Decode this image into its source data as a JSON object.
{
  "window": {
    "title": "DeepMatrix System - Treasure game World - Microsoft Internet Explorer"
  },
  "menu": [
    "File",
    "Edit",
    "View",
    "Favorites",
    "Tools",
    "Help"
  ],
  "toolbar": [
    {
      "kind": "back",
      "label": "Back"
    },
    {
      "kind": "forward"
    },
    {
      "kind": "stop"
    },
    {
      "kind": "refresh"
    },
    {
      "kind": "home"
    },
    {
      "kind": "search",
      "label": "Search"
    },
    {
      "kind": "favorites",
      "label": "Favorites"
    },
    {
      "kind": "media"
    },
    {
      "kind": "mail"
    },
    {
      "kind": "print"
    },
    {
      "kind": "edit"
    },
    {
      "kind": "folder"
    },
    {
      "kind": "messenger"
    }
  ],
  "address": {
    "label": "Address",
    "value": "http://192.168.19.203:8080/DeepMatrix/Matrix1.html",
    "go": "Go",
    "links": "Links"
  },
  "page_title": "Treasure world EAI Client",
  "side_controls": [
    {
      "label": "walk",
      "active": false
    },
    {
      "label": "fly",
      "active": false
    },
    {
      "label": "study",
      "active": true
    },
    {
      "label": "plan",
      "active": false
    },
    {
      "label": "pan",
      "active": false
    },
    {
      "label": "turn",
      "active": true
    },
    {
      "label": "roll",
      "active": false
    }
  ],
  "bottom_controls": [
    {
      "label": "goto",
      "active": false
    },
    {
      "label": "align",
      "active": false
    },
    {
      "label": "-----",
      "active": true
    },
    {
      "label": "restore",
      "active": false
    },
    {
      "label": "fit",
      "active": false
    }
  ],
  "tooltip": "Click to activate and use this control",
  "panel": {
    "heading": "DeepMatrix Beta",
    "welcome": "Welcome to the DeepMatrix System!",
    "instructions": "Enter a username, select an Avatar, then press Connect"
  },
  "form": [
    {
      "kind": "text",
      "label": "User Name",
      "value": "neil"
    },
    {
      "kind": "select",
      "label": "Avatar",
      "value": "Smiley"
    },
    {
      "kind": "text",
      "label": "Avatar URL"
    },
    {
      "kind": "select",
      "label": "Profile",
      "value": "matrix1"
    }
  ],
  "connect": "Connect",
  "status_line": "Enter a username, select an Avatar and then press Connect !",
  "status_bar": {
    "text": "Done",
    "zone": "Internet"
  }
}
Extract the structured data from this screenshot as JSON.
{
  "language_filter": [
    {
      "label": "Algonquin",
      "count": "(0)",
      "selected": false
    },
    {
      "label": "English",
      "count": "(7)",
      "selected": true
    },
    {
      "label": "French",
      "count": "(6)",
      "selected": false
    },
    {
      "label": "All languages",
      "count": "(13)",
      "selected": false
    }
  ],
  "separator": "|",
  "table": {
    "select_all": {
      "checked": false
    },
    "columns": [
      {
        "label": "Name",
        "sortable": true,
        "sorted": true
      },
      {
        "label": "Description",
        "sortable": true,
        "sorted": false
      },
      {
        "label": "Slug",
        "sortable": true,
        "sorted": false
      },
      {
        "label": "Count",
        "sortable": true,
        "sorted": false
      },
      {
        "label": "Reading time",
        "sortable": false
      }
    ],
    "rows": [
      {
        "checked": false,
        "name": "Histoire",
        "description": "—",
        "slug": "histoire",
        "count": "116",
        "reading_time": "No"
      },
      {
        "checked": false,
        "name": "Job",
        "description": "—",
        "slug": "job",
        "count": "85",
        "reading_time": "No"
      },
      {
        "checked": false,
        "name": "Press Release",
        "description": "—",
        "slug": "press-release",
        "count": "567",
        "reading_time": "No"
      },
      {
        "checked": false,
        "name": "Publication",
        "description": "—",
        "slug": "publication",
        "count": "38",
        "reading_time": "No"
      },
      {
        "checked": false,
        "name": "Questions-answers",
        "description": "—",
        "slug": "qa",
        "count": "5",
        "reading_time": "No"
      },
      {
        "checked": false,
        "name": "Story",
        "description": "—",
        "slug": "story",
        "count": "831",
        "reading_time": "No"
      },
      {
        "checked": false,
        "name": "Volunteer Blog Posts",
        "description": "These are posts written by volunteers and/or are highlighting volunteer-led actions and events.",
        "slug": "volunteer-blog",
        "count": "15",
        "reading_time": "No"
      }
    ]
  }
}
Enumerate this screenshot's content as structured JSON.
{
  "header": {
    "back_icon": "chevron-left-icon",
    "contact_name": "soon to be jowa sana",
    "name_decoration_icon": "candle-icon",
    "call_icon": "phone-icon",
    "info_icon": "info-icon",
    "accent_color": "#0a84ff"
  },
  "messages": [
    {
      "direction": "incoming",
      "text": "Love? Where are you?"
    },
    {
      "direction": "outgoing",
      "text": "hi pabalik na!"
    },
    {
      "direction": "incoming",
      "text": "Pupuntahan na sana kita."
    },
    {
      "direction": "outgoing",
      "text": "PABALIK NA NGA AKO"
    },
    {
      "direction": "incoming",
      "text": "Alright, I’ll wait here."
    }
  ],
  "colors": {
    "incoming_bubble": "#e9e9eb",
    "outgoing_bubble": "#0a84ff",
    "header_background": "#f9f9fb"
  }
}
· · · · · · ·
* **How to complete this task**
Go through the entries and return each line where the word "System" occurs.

* **Output of the exercise**
    "title": "DeepMatrix System - Treasure game World - Microsoft Internet Explorer"
    "welcome": "Welcome to the DeepMatrix System!",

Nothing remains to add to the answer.